Give back all of the data exactly, with every picture omitted.

Start of Block

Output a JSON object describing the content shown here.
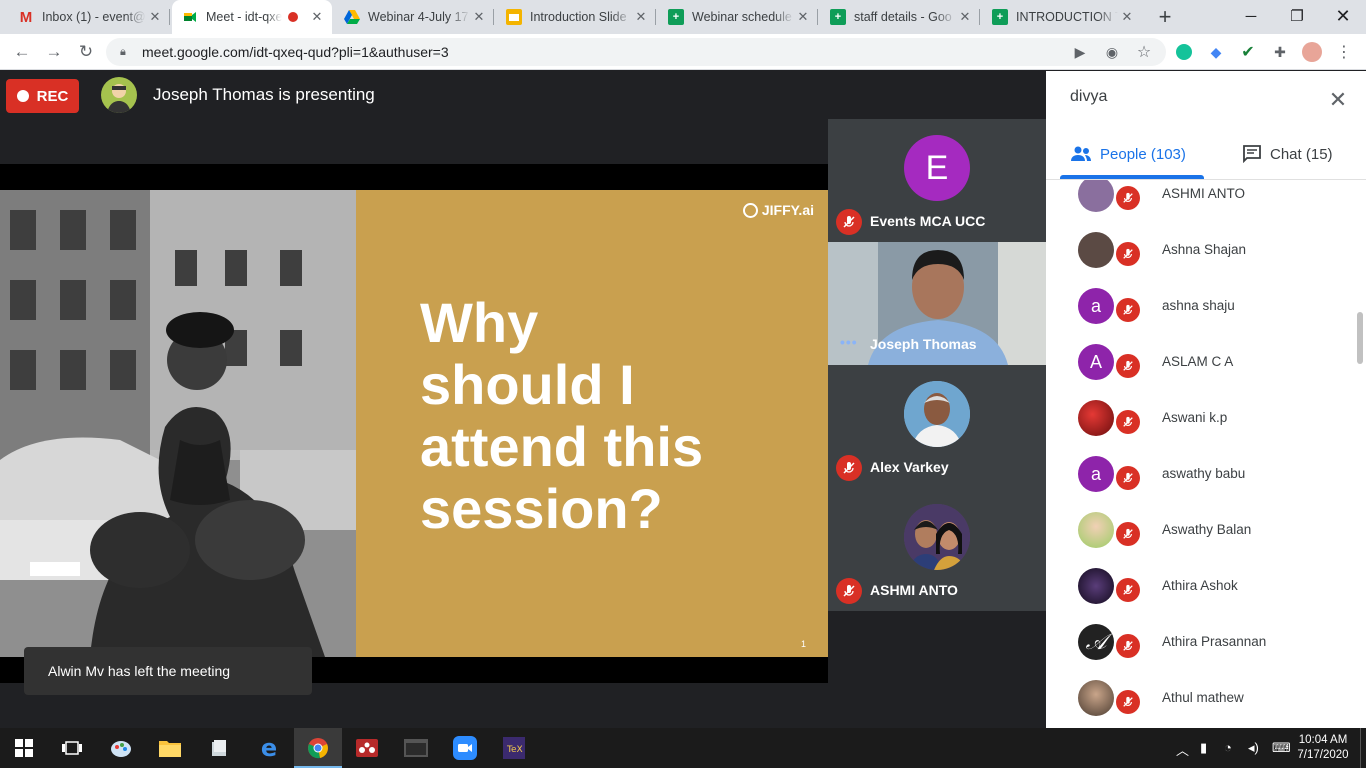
{
  "browser": {
    "tabs": [
      {
        "title": "Inbox (1) - event@",
        "icon": "gmail-icon",
        "active": false
      },
      {
        "title": "Meet - idt-qxeq",
        "icon": "meet-icon",
        "active": true
      },
      {
        "title": "Webinar 4-July 17",
        "icon": "drive-icon",
        "active": false
      },
      {
        "title": "Introduction Slide",
        "icon": "slides-icon",
        "active": false
      },
      {
        "title": "Webinar schedule",
        "icon": "sheets-icon",
        "active": false
      },
      {
        "title": "staff details - Goo",
        "icon": "sheets-icon",
        "active": false
      },
      {
        "title": "INTRODUCTION TO",
        "icon": "sheets-icon",
        "active": false
      }
    ],
    "new_tab": "+",
    "url": "meet.google.com/idt-qxeq-qud?pli=1&authuser=3"
  },
  "meet": {
    "rec_label": "REC",
    "presenting_text": "Joseph Thomas is presenting",
    "slide": {
      "title": "Why\nshould I\nattend this\nsession?",
      "logo": "JIFFY.ai",
      "page_number": "1"
    },
    "participants": [
      {
        "name": "Events MCA UCC",
        "avatar_letter": "E",
        "muted": true
      },
      {
        "name": "Joseph Thomas",
        "video": true,
        "speaking": true
      },
      {
        "name": "Alex Varkey",
        "muted": true
      },
      {
        "name": "ASHMI ANTO",
        "muted": true
      }
    ],
    "toast": "Alwin Mv has left the meeting"
  },
  "panel": {
    "title": "divya",
    "people_tab": "People (103)",
    "chat_tab": "Chat (15)",
    "people": [
      {
        "name": "ASHMI ANTO",
        "avatar": "photo",
        "color": "#8a6f9e"
      },
      {
        "name": "Ashna Shajan",
        "avatar": "photo",
        "color": "#5b4a44"
      },
      {
        "name": "ashna shaju",
        "avatar": "a",
        "color": "#8e24aa"
      },
      {
        "name": "ASLAM C A",
        "avatar": "A",
        "color": "#8e24aa"
      },
      {
        "name": "Aswani k.p",
        "avatar": "photo",
        "color": "#a61b1b"
      },
      {
        "name": "aswathy babu",
        "avatar": "a",
        "color": "#8e24aa"
      },
      {
        "name": "Aswathy Balan",
        "avatar": "photo",
        "color": "#9ccc65"
      },
      {
        "name": "Athira Ashok",
        "avatar": "photo",
        "color": "#2b1d3a"
      },
      {
        "name": "Athira Prasannan",
        "avatar": "𝒜",
        "color": "#222222"
      },
      {
        "name": "Athul mathew",
        "avatar": "photo",
        "color": "#6d5a4b"
      }
    ]
  },
  "taskbar": {
    "time": "10:04 AM",
    "date": "7/17/2020"
  }
}
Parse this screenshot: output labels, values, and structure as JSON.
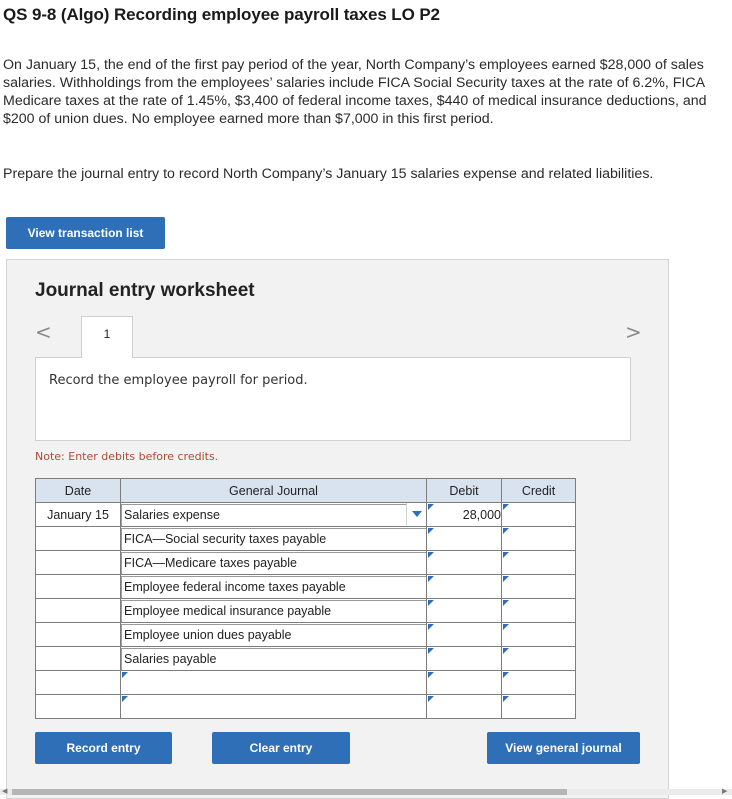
{
  "question": {
    "title": "QS 9-8 (Algo) Recording employee payroll taxes LO P2",
    "problem": "On January 15, the end of the first pay period of the year, North Company’s employees earned $28,000 of sales salaries. Withholdings from the employees’ salaries include FICA Social Security taxes at the rate of 6.2%, FICA Medicare taxes at the rate of 1.45%, $3,400 of federal income taxes, $440 of medical insurance deductions, and $200 of union dues. No employee earned more than $7,000 in this first period.",
    "instruction": "Prepare the journal entry to record North Company’s January 15 salaries expense and related liabilities."
  },
  "buttons": {
    "view_transactions": "View transaction list",
    "record_entry": "Record entry",
    "clear_entry": "Clear entry",
    "view_journal": "View general journal"
  },
  "worksheet": {
    "title": "Journal entry worksheet",
    "tab_number": "1",
    "nav_prev": "<",
    "nav_next": ">",
    "entry_description": "Record the employee payroll for period.",
    "note": "Note: Enter debits before credits."
  },
  "journal": {
    "headers": {
      "date": "Date",
      "account": "General Journal",
      "debit": "Debit",
      "credit": "Credit"
    },
    "rows": [
      {
        "date": "January 15",
        "account": "Salaries expense",
        "debit": "28,000",
        "credit": ""
      },
      {
        "date": "",
        "account": "FICA—Social security taxes payable",
        "debit": "",
        "credit": ""
      },
      {
        "date": "",
        "account": "FICA—Medicare taxes payable",
        "debit": "",
        "credit": ""
      },
      {
        "date": "",
        "account": "Employee federal income taxes payable",
        "debit": "",
        "credit": ""
      },
      {
        "date": "",
        "account": "Employee medical insurance payable",
        "debit": "",
        "credit": ""
      },
      {
        "date": "",
        "account": "Employee union dues payable",
        "debit": "",
        "credit": ""
      },
      {
        "date": "",
        "account": "Salaries payable",
        "debit": "",
        "credit": ""
      },
      {
        "date": "",
        "account": "",
        "debit": "",
        "credit": ""
      },
      {
        "date": "",
        "account": "",
        "debit": "",
        "credit": ""
      }
    ]
  },
  "colors": {
    "accent": "#2e6fb7",
    "header_bg": "#d9e3f0",
    "note": "#b04a32"
  }
}
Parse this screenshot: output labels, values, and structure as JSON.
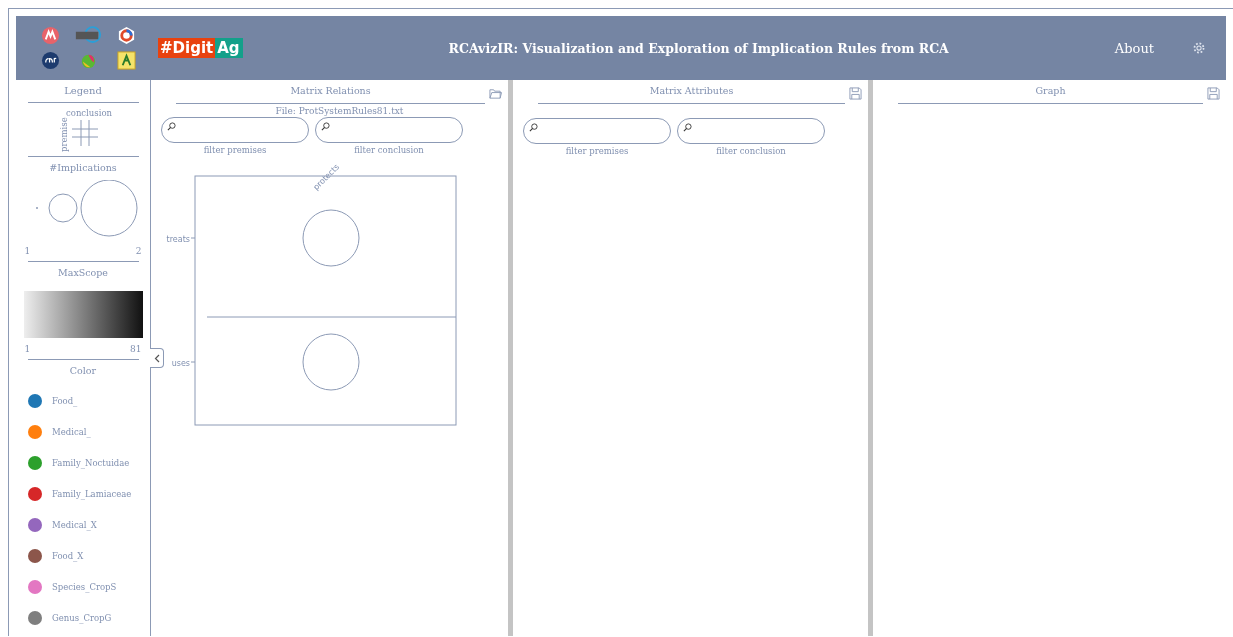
{
  "header": {
    "brand": {
      "part_1": "#Digit",
      "part_2": "Ag"
    },
    "title": "RCAvizIR: Visualization and Exploration of Implication Rules from RCA",
    "about": "About"
  },
  "legend": {
    "title": "Legend",
    "matrix_key": {
      "conclusion": "conclusion",
      "premise": "premise"
    },
    "implications": {
      "title": "#Implications",
      "min": "1",
      "max": "2"
    },
    "max_scope": {
      "title": "MaxScope",
      "min": "1",
      "max": "81"
    },
    "color": {
      "title": "Color",
      "items": [
        {
          "label": "Food_",
          "color": "#1f77b4"
        },
        {
          "label": "Medical_",
          "color": "#ff7f0e"
        },
        {
          "label": "Family_Noctuidae",
          "color": "#2ca02c"
        },
        {
          "label": "Family_Lamiaceae",
          "color": "#d62728"
        },
        {
          "label": "Medical_X",
          "color": "#9467bd"
        },
        {
          "label": "Food_X",
          "color": "#8c564b"
        },
        {
          "label": "Species_CropS",
          "color": "#e377c2"
        },
        {
          "label": "Genus_CropG",
          "color": "#7f7f7f"
        }
      ]
    }
  },
  "matrix_relations": {
    "title": "Matrix Relations",
    "file": "File: ProtSystemRules81.txt",
    "filters": [
      {
        "label": "filter premises"
      },
      {
        "label": "filter conclusion"
      }
    ],
    "columns": [
      "protects"
    ],
    "rows": [
      "treats",
      "uses"
    ]
  },
  "matrix_attributes": {
    "title": "Matrix Attributes",
    "filters": [
      {
        "label": "filter premises"
      },
      {
        "label": "filter conclusion"
      }
    ]
  },
  "graph": {
    "title": "Graph"
  }
}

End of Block

Output:
Output a JSON object describing the content shown here.
{
  "browser": {
    "tabs": [
      {
        "title": "Inbox (1) - event@",
        "icon": "gmail-icon",
        "active": false
      },
      {
        "title": "Meet - idt-qxeq",
        "icon": "meet-icon",
        "active": true
      },
      {
        "title": "Webinar 4-July 17",
        "icon": "drive-icon",
        "active": false
      },
      {
        "title": "Introduction Slide",
        "icon": "slides-icon",
        "active": false
      },
      {
        "title": "Webinar schedule",
        "icon": "sheets-icon",
        "active": false
      },
      {
        "title": "staff details - Goo",
        "icon": "sheets-icon",
        "active": false
      },
      {
        "title": "INTRODUCTION TO",
        "icon": "sheets-icon",
        "active": false
      }
    ],
    "new_tab": "+",
    "url": "meet.google.com/idt-qxeq-qud?pli=1&authuser=3"
  },
  "meet": {
    "rec_label": "REC",
    "presenting_text": "Joseph Thomas is presenting",
    "slide": {
      "title": "Why\nshould I\nattend this\nsession?",
      "logo": "JIFFY.ai",
      "page_number": "1"
    },
    "participants": [
      {
        "name": "Events MCA UCC",
        "avatar_letter": "E",
        "muted": true
      },
      {
        "name": "Joseph Thomas",
        "video": true,
        "speaking": true
      },
      {
        "name": "Alex Varkey",
        "muted": true
      },
      {
        "name": "ASHMI ANTO",
        "muted": true
      }
    ],
    "toast": "Alwin Mv has left the meeting"
  },
  "panel": {
    "title": "divya",
    "people_tab": "People (103)",
    "chat_tab": "Chat (15)",
    "people": [
      {
        "name": "ASHMI ANTO",
        "avatar": "photo",
        "color": "#8a6f9e"
      },
      {
        "name": "Ashna Shajan",
        "avatar": "photo",
        "color": "#5b4a44"
      },
      {
        "name": "ashna shaju",
        "avatar": "a",
        "color": "#8e24aa"
      },
      {
        "name": "ASLAM C A",
        "avatar": "A",
        "color": "#8e24aa"
      },
      {
        "name": "Aswani k.p",
        "avatar": "photo",
        "color": "#a61b1b"
      },
      {
        "name": "aswathy babu",
        "avatar": "a",
        "color": "#8e24aa"
      },
      {
        "name": "Aswathy Balan",
        "avatar": "photo",
        "color": "#9ccc65"
      },
      {
        "name": "Athira Ashok",
        "avatar": "photo",
        "color": "#2b1d3a"
      },
      {
        "name": "Athira Prasannan",
        "avatar": "𝒜",
        "color": "#222222"
      },
      {
        "name": "Athul mathew",
        "avatar": "photo",
        "color": "#6d5a4b"
      }
    ]
  },
  "taskbar": {
    "time": "10:04 AM",
    "date": "7/17/2020"
  }
}
Parse this screenshot: output labels, values, and structure as JSON.
{
  "question": {
    "title": "QS 9-8 (Algo) Recording employee payroll taxes LO P2",
    "problem": "On January 15, the end of the first pay period of the year, North Company’s employees earned $28,000 of sales salaries. Withholdings from the employees’ salaries include FICA Social Security taxes at the rate of 6.2%, FICA Medicare taxes at the rate of 1.45%, $3,400 of federal income taxes, $440 of medical insurance deductions, and $200 of union dues. No employee earned more than $7,000 in this first period.",
    "instruction": "Prepare the journal entry to record North Company’s January 15 salaries expense and related liabilities."
  },
  "buttons": {
    "view_transactions": "View transaction list",
    "record_entry": "Record entry",
    "clear_entry": "Clear entry",
    "view_journal": "View general journal"
  },
  "worksheet": {
    "title": "Journal entry worksheet",
    "tab_number": "1",
    "nav_prev": "<",
    "nav_next": ">",
    "entry_description": "Record the employee payroll for period.",
    "note": "Note: Enter debits before credits."
  },
  "journal": {
    "headers": {
      "date": "Date",
      "account": "General Journal",
      "debit": "Debit",
      "credit": "Credit"
    },
    "rows": [
      {
        "date": "January 15",
        "account": "Salaries expense",
        "debit": "28,000",
        "credit": ""
      },
      {
        "date": "",
        "account": "FICA—Social security taxes payable",
        "debit": "",
        "credit": ""
      },
      {
        "date": "",
        "account": "FICA—Medicare taxes payable",
        "debit": "",
        "credit": ""
      },
      {
        "date": "",
        "account": "Employee federal income taxes payable",
        "debit": "",
        "credit": ""
      },
      {
        "date": "",
        "account": "Employee medical insurance payable",
        "debit": "",
        "credit": ""
      },
      {
        "date": "",
        "account": "Employee union dues payable",
        "debit": "",
        "credit": ""
      },
      {
        "date": "",
        "account": "Salaries payable",
        "debit": "",
        "credit": ""
      },
      {
        "date": "",
        "account": "",
        "debit": "",
        "credit": ""
      },
      {
        "date": "",
        "account": "",
        "debit": "",
        "credit": ""
      }
    ]
  },
  "colors": {
    "accent": "#2e6fb7",
    "header_bg": "#d9e3f0",
    "note": "#b04a32"
  }
}
Parse this screenshot: output labels, values, and structure as JSON.
{
  "header": {
    "brand": {
      "part_1": "#Digit",
      "part_2": "Ag"
    },
    "title": "RCAvizIR: Visualization and Exploration of Implication Rules from RCA",
    "about": "About"
  },
  "legend": {
    "title": "Legend",
    "matrix_key": {
      "conclusion": "conclusion",
      "premise": "premise"
    },
    "implications": {
      "title": "#Implications",
      "min": "1",
      "max": "2"
    },
    "max_scope": {
      "title": "MaxScope",
      "min": "1",
      "max": "81"
    },
    "color": {
      "title": "Color",
      "items": [
        {
          "label": "Food_",
          "color": "#1f77b4"
        },
        {
          "label": "Medical_",
          "color": "#ff7f0e"
        },
        {
          "label": "Family_Noctuidae",
          "color": "#2ca02c"
        },
        {
          "label": "Family_Lamiaceae",
          "color": "#d62728"
        },
        {
          "label": "Medical_X",
          "color": "#9467bd"
        },
        {
          "label": "Food_X",
          "color": "#8c564b"
        },
        {
          "label": "Species_CropS",
          "color": "#e377c2"
        },
        {
          "label": "Genus_CropG",
          "color": "#7f7f7f"
        }
      ]
    }
  },
  "matrix_relations": {
    "title": "Matrix Relations",
    "file": "File: ProtSystemRules81.txt",
    "filters": [
      {
        "label": "filter premises"
      },
      {
        "label": "filter conclusion"
      }
    ],
    "columns": [
      "protects"
    ],
    "rows": [
      "treats",
      "uses"
    ]
  },
  "matrix_attributes": {
    "title": "Matrix Attributes",
    "filters": [
      {
        "label": "filter premises"
      },
      {
        "label": "filter conclusion"
      }
    ]
  },
  "graph": {
    "title": "Graph"
  }
}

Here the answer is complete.